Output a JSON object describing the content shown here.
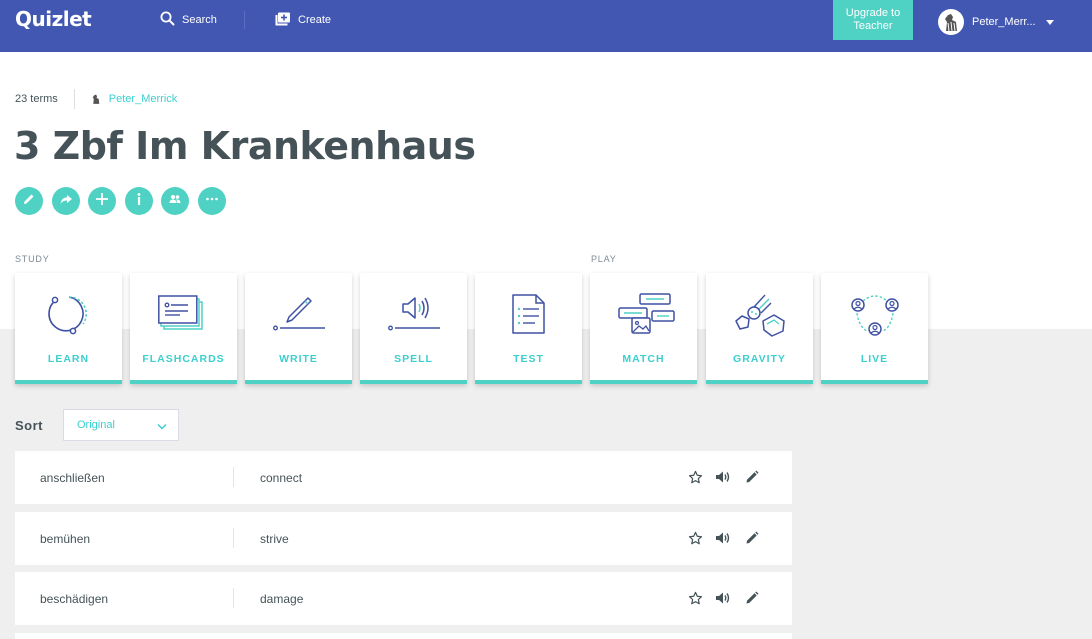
{
  "nav": {
    "logo": "Quizlet",
    "search_label": "Search",
    "create_label": "Create",
    "upgrade_line1": "Upgrade to",
    "upgrade_line2": "Teacher",
    "username": "Peter_Merr..."
  },
  "set": {
    "term_count": "23 terms",
    "author": "Peter_Merrick",
    "title": "3 Zbf Im Krankenhaus",
    "actions": [
      "edit-icon",
      "share-icon",
      "add-icon",
      "info-icon",
      "class-icon",
      "more-icon"
    ]
  },
  "sections": {
    "study": "STUDY",
    "play": "PLAY"
  },
  "modes": [
    {
      "label": "LEARN",
      "icon": "learn-icon"
    },
    {
      "label": "FLASHCARDS",
      "icon": "flashcards-icon"
    },
    {
      "label": "WRITE",
      "icon": "write-icon"
    },
    {
      "label": "SPELL",
      "icon": "spell-icon"
    },
    {
      "label": "TEST",
      "icon": "test-icon"
    },
    {
      "label": "MATCH",
      "icon": "match-icon"
    },
    {
      "label": "GRAVITY",
      "icon": "gravity-icon"
    },
    {
      "label": "LIVE",
      "icon": "live-icon"
    }
  ],
  "sort": {
    "label": "Sort",
    "selected": "Original"
  },
  "terms": [
    {
      "term": "anschließen",
      "definition": "connect"
    },
    {
      "term": "bemühen",
      "definition": "strive"
    },
    {
      "term": "beschädigen",
      "definition": "damage"
    }
  ],
  "colors": {
    "nav_bg": "#4257b2",
    "accent": "#4fd1c4",
    "text": "#455358",
    "icon_navy": "#3f51a3"
  }
}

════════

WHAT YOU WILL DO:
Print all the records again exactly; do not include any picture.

OUTPUT OF THE TASK:
Output a JSON object describing the content shown here.
{
  "nav": {
    "logo": "Quizlet",
    "search_label": "Search",
    "create_label": "Create",
    "upgrade_line1": "Upgrade to",
    "upgrade_line2": "Teacher",
    "username": "Peter_Merr..."
  },
  "set": {
    "term_count": "23 terms",
    "author": "Peter_Merrick",
    "title": "3 Zbf Im Krankenhaus",
    "actions": [
      "edit-icon",
      "share-icon",
      "add-icon",
      "info-icon",
      "class-icon",
      "more-icon"
    ]
  },
  "sections": {
    "study": "STUDY",
    "play": "PLAY"
  },
  "modes": [
    {
      "label": "LEARN",
      "icon": "learn-icon"
    },
    {
      "label": "FLASHCARDS",
      "icon": "flashcards-icon"
    },
    {
      "label": "WRITE",
      "icon": "write-icon"
    },
    {
      "label": "SPELL",
      "icon": "spell-icon"
    },
    {
      "label": "TEST",
      "icon": "test-icon"
    },
    {
      "label": "MATCH",
      "icon": "match-icon"
    },
    {
      "label": "GRAVITY",
      "icon": "gravity-icon"
    },
    {
      "label": "LIVE",
      "icon": "live-icon"
    }
  ],
  "sort": {
    "label": "Sort",
    "selected": "Original"
  },
  "terms": [
    {
      "term": "anschließen",
      "definition": "connect"
    },
    {
      "term": "bemühen",
      "definition": "strive"
    },
    {
      "term": "beschädigen",
      "definition": "damage"
    }
  ],
  "colors": {
    "nav_bg": "#4257b2",
    "accent": "#4fd1c4",
    "text": "#455358",
    "icon_navy": "#3f51a3"
  }
}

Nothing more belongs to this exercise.